According to Realty Trac, 20 percent of all homes sold nationwide in the third quarter of 2011 were foreclosures. That amounts to 221,536 homes.
That is fewer foreclosures selling at the same time one year ago. In the third quarter of 2010, foreclosures made up 30 percent of the market.
However, here’s something to keep in mind. Realty Trac’s Daren Blomquist says a healthy number of foreclosures on the market is 5 percent or less. So the current 20 percent represents an unhealthy and imbalanced market.
In Maryland, foreclosure sales made up nearly 13 percent of the overall market in the third quarter.
Maryland is seeing a decrease in the number of foreclosures selling, but it is not necessarily a sign of an improving housing market. Instead, Blomquist says it reflects the large number of foreclosures still working through the tedious court system.
“Secondly, the government there has been just more proactive in general in trying to prevent foreclosures,” he said.
Blomquist says the result is “a log-jam of distressed properties that eventually are going to have to be sold on the market.”
The average sales price for foreclosures in Maryland is higher than the national average of $165,322. Distressed homes sold for an average of $176,985. That is up slightly from the previous quarter.
Foreclosure sale prices are also increasing slightly in Virginia.
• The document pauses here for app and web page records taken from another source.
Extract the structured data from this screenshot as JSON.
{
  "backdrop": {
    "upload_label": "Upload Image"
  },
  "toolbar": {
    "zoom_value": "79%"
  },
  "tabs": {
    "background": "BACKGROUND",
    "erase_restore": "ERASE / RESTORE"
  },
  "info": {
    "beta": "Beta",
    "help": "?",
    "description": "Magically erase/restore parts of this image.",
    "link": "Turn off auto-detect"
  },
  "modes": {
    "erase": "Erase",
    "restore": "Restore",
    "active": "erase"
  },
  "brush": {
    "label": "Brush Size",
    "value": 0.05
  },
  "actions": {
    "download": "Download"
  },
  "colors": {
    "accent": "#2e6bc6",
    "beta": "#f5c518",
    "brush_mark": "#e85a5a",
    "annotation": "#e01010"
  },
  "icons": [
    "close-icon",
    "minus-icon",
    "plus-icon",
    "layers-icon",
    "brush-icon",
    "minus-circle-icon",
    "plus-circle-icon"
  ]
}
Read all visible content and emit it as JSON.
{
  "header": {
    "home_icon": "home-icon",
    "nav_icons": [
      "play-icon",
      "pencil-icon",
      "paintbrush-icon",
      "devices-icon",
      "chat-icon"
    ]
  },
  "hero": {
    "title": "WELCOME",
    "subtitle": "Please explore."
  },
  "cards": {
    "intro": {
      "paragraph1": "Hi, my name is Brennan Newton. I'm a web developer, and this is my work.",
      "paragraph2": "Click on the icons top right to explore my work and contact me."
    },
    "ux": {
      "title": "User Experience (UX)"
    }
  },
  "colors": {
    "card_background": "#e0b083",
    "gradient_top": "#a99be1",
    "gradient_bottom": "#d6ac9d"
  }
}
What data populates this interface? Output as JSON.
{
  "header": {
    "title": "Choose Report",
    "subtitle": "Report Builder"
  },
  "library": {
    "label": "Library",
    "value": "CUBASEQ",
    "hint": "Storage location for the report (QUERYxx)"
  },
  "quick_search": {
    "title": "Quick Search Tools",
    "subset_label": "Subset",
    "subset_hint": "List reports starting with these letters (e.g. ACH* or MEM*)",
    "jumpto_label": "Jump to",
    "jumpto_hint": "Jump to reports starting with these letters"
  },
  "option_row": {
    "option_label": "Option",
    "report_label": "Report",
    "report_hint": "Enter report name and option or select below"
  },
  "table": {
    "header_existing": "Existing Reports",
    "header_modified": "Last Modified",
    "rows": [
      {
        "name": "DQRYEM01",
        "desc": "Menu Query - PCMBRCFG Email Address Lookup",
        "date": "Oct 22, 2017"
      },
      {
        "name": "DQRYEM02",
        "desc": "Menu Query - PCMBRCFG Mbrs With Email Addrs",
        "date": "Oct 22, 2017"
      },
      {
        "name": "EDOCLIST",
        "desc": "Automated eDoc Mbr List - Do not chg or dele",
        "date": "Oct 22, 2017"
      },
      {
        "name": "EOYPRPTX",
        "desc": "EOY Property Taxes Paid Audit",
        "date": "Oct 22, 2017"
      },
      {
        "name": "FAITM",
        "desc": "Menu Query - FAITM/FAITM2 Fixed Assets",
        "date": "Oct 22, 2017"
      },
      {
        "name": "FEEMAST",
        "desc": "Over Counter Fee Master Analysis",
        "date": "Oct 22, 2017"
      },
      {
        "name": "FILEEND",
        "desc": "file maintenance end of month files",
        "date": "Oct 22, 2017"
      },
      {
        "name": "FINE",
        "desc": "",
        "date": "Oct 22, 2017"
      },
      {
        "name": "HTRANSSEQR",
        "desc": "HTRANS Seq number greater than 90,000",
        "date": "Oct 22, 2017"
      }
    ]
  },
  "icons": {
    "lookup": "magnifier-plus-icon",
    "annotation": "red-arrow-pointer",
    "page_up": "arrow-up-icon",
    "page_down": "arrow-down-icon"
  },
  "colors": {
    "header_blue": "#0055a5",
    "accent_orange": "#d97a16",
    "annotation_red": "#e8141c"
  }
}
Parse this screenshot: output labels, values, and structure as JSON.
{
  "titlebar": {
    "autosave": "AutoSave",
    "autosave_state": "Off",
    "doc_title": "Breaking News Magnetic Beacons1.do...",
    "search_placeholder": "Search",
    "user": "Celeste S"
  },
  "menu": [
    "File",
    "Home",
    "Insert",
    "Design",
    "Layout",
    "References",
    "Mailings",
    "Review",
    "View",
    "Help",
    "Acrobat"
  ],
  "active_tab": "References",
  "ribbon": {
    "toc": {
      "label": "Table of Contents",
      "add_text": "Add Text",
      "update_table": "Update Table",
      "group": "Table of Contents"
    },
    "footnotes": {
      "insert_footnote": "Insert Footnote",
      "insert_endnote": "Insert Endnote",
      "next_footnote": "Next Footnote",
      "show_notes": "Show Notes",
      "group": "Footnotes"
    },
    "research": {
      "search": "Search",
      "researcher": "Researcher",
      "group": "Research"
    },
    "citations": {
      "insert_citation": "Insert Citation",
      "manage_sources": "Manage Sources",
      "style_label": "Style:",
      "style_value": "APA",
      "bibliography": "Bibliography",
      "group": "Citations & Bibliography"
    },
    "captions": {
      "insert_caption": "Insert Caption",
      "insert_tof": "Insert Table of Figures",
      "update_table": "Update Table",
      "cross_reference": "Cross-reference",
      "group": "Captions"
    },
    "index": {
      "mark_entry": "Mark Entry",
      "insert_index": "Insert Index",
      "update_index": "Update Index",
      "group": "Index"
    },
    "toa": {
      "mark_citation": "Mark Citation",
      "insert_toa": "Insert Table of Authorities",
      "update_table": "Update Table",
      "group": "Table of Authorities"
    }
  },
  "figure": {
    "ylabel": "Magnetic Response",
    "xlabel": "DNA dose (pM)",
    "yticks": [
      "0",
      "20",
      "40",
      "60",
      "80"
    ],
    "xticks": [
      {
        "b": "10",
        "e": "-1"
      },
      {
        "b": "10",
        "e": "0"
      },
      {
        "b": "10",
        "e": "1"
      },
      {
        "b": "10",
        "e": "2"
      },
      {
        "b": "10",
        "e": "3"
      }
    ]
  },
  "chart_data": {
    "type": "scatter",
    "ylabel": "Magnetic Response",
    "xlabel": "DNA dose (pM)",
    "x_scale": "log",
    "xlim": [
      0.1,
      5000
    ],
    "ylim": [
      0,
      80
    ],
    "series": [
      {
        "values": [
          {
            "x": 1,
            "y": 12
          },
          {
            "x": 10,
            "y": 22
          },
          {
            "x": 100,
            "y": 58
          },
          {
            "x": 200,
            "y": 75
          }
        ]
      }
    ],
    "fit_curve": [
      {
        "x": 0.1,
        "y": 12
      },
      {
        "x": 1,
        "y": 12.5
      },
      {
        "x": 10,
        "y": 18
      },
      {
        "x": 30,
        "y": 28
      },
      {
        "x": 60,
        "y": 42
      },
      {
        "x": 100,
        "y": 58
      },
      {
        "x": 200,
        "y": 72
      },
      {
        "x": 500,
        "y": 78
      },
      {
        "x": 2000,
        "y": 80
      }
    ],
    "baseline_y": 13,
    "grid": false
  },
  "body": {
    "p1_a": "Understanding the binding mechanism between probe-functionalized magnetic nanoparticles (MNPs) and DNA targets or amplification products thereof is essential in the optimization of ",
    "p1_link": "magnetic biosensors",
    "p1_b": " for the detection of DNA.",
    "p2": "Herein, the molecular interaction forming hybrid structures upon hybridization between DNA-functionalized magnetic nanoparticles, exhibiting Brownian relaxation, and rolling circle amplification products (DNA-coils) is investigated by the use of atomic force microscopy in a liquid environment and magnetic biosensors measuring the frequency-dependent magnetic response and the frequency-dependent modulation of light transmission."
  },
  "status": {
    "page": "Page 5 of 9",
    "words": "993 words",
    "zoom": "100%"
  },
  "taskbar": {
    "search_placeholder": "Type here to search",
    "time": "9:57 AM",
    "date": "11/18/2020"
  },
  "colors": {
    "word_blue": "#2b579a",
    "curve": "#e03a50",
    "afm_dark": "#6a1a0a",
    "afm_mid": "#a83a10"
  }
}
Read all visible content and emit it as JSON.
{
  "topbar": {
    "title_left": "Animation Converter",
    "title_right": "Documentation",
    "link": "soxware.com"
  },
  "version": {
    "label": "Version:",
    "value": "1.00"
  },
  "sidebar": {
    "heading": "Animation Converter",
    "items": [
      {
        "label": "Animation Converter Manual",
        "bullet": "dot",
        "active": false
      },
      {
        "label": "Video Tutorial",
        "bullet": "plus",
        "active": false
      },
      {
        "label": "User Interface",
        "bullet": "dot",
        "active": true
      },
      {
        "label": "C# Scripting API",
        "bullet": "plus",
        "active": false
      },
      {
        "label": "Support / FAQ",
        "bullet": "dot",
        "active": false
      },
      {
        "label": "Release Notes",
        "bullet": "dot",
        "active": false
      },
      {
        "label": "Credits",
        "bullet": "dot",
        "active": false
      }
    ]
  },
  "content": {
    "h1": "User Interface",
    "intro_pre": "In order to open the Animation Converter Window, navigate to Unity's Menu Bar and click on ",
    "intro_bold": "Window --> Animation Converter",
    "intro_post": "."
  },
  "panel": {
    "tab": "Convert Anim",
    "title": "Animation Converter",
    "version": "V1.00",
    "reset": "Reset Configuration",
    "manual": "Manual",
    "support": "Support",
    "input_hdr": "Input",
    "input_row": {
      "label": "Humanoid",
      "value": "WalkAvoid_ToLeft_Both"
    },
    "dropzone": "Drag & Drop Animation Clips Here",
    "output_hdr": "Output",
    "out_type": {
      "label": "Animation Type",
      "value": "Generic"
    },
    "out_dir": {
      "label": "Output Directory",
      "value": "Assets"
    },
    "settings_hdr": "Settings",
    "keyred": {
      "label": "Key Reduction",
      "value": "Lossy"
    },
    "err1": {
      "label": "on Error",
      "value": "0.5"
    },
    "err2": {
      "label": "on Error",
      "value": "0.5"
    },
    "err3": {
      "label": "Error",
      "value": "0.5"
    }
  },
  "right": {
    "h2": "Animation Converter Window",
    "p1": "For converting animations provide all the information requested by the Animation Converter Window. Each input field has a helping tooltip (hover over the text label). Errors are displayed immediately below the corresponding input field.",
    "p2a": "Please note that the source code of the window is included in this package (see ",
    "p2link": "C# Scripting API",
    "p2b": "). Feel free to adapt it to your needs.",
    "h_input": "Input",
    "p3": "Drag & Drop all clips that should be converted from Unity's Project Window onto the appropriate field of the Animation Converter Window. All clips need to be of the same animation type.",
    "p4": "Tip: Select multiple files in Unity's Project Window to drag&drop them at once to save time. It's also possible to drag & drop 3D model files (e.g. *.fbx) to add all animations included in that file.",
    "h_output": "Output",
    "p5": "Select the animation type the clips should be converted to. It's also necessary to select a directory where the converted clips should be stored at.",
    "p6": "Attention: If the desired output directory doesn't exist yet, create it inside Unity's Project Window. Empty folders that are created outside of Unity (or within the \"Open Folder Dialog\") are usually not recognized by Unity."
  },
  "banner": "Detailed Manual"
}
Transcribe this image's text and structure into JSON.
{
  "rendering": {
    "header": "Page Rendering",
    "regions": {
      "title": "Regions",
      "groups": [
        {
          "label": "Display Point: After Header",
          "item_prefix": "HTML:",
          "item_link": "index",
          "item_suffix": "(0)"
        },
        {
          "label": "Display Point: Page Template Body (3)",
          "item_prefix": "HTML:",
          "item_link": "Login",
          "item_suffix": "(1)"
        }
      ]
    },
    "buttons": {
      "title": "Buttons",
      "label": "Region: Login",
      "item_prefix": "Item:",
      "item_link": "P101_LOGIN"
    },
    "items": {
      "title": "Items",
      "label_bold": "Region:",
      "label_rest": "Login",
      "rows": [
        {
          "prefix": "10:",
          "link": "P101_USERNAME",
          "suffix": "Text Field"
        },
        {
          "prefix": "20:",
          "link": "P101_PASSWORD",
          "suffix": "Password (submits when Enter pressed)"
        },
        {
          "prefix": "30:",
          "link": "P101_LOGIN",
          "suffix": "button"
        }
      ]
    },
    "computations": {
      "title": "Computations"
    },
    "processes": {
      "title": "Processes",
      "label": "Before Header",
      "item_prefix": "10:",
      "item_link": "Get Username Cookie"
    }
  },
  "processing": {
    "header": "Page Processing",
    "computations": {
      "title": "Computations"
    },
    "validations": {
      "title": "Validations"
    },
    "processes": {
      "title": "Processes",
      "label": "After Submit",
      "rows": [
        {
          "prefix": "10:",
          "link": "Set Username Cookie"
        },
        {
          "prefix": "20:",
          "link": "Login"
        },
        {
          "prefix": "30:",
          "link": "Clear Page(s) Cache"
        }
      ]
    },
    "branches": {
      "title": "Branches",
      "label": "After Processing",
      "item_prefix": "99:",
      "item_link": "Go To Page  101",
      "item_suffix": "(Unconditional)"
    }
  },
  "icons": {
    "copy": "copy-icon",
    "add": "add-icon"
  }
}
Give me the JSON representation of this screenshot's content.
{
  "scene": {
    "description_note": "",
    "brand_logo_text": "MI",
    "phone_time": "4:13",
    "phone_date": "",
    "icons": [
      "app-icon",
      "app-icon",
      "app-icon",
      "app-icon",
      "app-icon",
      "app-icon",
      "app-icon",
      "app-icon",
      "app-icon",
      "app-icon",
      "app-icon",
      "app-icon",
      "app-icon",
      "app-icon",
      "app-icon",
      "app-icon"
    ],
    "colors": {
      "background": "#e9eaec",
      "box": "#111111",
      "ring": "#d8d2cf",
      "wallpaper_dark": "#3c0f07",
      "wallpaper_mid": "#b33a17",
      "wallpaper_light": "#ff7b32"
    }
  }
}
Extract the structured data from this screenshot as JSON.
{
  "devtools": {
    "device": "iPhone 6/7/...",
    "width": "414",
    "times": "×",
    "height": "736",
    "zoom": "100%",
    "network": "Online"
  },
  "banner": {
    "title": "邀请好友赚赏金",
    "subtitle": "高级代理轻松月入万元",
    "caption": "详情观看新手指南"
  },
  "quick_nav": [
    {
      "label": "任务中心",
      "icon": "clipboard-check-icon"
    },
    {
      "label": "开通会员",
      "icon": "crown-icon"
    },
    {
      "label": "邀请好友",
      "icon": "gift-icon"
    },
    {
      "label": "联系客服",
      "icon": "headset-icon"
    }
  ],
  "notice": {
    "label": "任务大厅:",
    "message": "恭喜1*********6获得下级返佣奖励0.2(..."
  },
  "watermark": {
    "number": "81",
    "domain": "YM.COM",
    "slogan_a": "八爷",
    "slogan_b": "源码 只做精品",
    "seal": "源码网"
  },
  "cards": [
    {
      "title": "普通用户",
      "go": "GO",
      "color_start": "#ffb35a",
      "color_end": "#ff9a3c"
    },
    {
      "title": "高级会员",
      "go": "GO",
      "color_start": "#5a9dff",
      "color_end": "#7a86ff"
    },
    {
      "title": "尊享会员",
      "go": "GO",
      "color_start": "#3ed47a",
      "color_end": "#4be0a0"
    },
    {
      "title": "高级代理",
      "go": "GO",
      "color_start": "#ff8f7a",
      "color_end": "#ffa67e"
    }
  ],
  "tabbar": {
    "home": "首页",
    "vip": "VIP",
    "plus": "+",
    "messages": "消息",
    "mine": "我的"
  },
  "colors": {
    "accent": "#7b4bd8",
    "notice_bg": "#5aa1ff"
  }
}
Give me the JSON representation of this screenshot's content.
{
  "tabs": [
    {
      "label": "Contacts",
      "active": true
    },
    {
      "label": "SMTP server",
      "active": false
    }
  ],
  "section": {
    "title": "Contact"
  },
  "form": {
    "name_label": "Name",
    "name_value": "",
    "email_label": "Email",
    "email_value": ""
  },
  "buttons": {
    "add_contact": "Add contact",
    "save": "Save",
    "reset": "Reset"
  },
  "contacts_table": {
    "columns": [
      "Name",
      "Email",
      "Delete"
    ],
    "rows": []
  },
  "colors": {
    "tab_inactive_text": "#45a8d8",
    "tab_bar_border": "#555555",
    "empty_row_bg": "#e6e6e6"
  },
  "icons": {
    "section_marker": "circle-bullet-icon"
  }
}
Foreclosures sold for an average of $236,190, which is much higher compared to Maryland and much of the country. In fact, the only state that had higher foreclosure prices was Hawaii.
Foreclosures made up 14 percent of Virginia’s market. Blomquist says there’s a seven-month supply of bank owned properties in Virginia, meaning it would take seven months to sell the current batch of them. That is healthier than Maryland which has a 10-month supply. Nationwide, it grows to a 13-month supply.